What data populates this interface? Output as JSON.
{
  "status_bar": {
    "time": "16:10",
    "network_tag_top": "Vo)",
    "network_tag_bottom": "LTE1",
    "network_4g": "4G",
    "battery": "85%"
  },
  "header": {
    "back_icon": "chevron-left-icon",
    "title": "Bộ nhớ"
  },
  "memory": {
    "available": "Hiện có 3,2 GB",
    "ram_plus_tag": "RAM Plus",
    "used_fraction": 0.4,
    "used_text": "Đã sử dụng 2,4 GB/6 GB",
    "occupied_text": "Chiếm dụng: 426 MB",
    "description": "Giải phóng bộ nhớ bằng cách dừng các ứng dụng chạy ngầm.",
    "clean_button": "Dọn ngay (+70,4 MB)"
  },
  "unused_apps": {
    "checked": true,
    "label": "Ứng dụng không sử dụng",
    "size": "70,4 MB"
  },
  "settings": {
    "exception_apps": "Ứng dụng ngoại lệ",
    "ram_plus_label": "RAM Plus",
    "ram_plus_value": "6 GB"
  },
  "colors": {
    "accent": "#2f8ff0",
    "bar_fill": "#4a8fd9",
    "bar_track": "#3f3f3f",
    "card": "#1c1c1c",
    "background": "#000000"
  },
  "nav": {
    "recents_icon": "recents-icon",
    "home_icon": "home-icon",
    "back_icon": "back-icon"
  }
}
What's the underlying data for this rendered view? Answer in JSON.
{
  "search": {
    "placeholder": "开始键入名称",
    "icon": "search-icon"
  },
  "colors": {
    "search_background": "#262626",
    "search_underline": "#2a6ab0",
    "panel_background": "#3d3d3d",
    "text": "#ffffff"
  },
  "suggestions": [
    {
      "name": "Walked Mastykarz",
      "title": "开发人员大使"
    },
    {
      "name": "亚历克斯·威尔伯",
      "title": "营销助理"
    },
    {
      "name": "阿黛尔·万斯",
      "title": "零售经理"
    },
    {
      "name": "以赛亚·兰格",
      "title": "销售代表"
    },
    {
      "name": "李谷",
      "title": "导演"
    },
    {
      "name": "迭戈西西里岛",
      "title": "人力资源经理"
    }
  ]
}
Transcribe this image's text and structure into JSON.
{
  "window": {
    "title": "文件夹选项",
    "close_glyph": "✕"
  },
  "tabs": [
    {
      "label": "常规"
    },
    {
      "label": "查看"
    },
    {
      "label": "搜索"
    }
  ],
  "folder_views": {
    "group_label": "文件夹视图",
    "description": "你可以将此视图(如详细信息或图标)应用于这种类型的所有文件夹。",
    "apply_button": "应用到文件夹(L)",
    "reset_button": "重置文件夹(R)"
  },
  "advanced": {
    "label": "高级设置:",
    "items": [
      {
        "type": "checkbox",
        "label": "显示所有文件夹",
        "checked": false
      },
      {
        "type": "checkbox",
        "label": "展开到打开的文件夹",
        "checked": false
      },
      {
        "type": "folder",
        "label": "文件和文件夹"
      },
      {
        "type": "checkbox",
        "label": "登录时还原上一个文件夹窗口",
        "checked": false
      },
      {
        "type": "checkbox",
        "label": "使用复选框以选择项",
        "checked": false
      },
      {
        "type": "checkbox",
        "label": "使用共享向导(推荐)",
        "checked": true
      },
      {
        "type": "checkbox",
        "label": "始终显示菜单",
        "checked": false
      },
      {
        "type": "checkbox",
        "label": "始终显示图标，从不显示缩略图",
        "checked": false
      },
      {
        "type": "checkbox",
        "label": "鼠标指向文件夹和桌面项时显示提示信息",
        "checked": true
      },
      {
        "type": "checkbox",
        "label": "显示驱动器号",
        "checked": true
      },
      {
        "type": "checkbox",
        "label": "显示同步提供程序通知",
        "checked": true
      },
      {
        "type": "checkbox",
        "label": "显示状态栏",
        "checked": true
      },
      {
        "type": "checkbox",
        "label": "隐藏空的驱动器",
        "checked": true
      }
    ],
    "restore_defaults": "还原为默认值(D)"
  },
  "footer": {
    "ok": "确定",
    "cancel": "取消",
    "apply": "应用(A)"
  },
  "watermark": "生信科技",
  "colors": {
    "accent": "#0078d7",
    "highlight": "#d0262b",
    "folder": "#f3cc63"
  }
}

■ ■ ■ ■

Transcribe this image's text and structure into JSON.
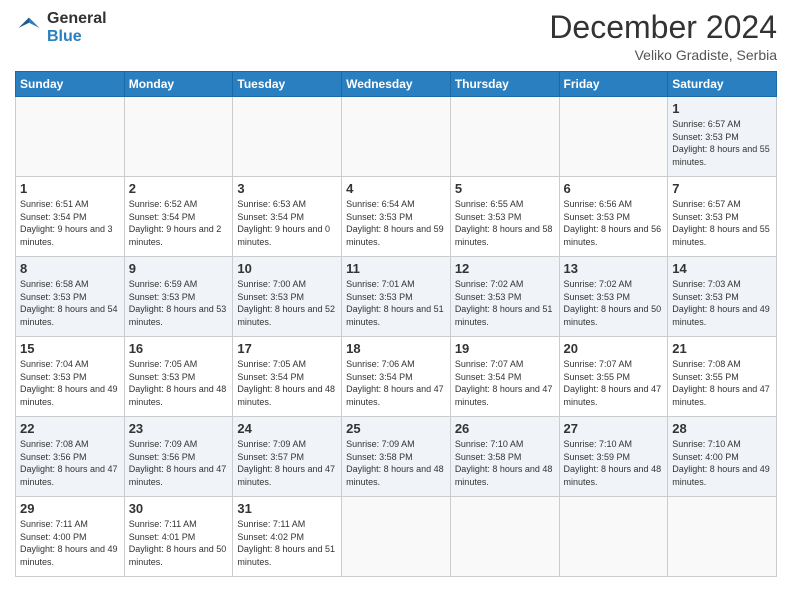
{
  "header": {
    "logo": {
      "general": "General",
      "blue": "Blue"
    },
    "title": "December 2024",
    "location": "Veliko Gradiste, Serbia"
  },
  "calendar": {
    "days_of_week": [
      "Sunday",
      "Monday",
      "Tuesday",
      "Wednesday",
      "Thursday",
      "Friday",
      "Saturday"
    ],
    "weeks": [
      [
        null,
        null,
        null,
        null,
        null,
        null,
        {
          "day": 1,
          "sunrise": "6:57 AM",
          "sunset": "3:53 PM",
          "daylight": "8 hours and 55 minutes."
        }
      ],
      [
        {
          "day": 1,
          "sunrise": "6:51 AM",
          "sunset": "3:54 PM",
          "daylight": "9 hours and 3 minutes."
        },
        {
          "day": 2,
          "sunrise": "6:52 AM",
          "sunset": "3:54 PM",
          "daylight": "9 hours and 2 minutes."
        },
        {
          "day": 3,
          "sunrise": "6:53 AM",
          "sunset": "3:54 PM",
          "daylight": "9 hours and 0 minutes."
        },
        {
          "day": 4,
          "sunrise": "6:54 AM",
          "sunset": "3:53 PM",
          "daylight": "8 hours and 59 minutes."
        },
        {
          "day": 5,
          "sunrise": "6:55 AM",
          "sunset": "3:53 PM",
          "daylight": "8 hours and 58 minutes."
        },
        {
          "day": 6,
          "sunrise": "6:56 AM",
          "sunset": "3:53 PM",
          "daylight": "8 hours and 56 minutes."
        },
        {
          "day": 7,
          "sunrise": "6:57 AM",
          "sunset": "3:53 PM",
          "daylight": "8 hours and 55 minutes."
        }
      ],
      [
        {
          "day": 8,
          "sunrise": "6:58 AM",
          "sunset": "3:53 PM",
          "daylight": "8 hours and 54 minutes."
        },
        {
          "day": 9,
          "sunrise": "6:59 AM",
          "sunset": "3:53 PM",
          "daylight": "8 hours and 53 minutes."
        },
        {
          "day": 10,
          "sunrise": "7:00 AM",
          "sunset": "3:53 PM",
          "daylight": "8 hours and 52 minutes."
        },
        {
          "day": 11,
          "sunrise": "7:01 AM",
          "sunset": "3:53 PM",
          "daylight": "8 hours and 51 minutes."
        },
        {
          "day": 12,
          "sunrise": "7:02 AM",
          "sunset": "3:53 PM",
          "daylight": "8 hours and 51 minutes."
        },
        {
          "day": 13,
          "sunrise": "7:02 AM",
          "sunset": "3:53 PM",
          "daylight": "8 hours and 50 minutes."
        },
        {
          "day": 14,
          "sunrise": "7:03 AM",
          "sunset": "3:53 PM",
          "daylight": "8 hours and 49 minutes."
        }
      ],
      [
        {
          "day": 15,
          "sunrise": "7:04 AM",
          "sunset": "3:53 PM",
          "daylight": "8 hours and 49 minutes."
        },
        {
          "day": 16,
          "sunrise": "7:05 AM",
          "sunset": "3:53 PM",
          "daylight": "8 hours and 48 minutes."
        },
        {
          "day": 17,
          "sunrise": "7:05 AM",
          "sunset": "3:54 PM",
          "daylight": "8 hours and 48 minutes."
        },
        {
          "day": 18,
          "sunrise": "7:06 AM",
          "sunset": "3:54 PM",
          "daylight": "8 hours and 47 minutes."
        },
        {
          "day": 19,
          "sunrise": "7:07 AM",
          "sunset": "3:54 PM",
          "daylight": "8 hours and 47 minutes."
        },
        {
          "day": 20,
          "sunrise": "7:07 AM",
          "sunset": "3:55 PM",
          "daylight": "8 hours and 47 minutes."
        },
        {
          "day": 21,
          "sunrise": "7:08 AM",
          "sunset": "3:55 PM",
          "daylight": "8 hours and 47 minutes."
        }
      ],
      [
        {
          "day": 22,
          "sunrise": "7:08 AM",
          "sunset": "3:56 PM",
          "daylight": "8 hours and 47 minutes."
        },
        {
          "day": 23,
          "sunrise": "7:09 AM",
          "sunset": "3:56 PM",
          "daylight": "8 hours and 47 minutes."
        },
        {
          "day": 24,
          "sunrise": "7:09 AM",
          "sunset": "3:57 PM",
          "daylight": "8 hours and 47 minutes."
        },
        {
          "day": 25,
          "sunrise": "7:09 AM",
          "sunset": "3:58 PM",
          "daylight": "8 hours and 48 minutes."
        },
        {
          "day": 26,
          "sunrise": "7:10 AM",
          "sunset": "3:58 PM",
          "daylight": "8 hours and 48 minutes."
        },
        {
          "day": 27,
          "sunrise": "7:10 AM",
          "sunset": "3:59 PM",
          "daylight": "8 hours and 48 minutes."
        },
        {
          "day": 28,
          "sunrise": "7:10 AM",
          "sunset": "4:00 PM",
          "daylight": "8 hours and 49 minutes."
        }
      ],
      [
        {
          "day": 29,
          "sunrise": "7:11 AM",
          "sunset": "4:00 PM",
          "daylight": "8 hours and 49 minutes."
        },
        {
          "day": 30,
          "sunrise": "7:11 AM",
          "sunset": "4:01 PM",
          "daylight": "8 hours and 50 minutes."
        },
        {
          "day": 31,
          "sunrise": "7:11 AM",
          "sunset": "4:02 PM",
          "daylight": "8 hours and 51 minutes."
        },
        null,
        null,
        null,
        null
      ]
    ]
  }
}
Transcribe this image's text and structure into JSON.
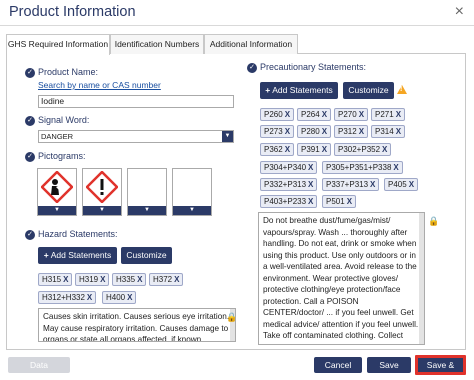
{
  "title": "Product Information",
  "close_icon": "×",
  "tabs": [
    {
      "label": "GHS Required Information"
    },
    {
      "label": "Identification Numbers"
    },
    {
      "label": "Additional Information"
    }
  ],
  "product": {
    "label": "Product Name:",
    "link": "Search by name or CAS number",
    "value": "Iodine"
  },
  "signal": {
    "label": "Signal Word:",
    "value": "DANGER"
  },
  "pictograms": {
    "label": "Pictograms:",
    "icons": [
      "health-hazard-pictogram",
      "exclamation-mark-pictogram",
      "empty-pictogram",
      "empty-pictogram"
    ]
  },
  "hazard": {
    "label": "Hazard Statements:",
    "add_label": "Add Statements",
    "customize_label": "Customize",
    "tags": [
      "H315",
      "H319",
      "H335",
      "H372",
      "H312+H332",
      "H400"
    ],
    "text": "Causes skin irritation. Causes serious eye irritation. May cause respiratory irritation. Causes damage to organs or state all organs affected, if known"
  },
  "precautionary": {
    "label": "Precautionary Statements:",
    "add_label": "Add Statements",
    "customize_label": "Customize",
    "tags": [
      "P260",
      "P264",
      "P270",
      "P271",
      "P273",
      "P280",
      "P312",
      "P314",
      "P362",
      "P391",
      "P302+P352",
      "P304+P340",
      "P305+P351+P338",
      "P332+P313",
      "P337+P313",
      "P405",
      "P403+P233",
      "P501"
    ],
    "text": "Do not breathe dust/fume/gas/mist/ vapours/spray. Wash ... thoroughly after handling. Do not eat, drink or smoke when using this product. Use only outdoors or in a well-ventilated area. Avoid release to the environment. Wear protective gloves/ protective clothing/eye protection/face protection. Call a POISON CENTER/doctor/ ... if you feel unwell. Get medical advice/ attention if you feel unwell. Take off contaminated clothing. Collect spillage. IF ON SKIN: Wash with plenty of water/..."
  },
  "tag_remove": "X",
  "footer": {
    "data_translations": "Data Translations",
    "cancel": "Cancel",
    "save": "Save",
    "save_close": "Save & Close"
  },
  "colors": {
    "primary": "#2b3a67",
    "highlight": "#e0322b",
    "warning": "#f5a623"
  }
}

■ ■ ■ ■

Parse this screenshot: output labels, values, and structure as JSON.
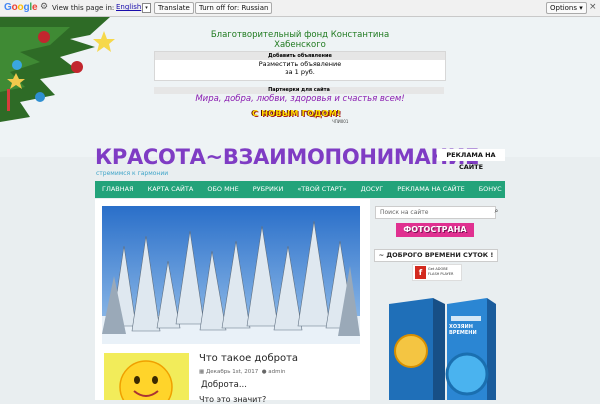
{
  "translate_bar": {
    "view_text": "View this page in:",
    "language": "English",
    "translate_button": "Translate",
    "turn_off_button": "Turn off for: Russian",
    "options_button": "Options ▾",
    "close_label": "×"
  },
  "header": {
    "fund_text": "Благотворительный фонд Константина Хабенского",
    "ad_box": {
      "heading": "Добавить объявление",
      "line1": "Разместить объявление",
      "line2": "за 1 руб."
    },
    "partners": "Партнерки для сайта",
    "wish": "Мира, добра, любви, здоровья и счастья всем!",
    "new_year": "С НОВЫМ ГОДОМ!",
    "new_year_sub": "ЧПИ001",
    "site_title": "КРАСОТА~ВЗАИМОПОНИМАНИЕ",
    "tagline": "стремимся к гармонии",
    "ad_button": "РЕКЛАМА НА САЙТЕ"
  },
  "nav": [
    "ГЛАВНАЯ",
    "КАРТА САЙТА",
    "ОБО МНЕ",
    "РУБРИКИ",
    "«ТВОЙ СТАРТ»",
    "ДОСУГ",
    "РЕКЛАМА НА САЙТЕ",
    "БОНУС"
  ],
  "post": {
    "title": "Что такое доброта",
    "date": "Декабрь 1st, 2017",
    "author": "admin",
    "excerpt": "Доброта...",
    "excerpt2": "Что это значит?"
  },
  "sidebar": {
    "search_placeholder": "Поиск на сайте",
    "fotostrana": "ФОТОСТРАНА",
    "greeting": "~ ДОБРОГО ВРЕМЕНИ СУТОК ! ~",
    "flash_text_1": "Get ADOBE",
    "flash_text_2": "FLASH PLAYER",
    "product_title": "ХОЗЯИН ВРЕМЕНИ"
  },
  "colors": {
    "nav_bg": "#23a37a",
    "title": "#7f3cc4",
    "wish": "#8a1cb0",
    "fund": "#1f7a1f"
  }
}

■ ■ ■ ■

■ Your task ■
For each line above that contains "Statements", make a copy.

■ Result of this exercise ■
    "label": "Hazard Statements:",
    "add_label": "Add Statements",
    "label": "Precautionary Statements:",
    "add_label": "Add Statements",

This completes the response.